EXERCISE DESCRIPTION :: Within the lines below, find those that hold the string "price" and copy each one.

BEGIN AVAILABLE DATA

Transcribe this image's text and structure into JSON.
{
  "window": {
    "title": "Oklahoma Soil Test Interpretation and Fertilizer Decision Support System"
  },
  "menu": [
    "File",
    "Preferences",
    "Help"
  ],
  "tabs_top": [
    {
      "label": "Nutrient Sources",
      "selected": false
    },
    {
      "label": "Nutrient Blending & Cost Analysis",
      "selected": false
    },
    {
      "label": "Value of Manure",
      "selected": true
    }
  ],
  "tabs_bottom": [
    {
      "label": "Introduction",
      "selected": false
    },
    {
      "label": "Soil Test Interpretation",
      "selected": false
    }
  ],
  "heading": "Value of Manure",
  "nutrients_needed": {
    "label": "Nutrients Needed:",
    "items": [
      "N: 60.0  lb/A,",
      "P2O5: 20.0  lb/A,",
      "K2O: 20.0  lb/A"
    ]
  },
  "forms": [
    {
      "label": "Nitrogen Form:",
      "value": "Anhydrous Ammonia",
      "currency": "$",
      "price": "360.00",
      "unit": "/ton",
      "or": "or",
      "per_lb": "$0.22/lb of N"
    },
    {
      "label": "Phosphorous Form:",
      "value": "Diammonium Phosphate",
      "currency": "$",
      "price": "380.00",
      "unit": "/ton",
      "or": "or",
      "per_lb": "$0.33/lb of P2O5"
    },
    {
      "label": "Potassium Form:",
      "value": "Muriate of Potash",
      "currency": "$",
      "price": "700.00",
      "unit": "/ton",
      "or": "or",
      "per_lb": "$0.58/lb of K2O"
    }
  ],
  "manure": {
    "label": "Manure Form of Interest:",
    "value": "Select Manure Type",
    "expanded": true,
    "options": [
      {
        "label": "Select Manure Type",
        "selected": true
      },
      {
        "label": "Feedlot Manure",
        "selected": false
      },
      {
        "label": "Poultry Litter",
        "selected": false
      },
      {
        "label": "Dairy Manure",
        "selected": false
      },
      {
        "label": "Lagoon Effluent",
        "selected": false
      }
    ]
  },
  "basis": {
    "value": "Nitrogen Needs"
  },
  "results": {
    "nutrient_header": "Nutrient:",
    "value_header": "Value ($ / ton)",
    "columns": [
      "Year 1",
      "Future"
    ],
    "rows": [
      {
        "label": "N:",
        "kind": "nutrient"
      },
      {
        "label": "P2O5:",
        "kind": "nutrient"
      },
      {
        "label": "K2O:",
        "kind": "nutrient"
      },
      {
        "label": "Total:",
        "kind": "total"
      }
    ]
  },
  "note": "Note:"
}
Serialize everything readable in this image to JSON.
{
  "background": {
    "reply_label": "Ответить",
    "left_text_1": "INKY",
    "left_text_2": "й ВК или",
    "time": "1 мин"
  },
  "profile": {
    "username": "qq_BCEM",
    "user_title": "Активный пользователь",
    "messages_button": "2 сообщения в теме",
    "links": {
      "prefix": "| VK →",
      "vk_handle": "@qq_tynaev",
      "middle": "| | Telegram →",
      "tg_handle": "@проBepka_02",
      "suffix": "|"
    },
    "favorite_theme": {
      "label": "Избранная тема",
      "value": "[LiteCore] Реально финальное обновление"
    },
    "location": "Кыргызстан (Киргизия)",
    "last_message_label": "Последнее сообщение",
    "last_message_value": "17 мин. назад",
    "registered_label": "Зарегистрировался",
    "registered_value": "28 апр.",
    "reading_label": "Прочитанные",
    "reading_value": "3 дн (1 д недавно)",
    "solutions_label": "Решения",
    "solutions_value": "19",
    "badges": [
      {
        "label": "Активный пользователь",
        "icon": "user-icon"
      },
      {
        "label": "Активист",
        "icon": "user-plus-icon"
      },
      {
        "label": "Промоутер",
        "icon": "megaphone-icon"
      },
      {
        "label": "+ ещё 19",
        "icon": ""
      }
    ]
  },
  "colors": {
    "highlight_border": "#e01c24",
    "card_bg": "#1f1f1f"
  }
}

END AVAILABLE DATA

ANSWER TO THIS PROBLEM ::
      "price": "360.00",
      "price": "380.00",
      "price": "700.00",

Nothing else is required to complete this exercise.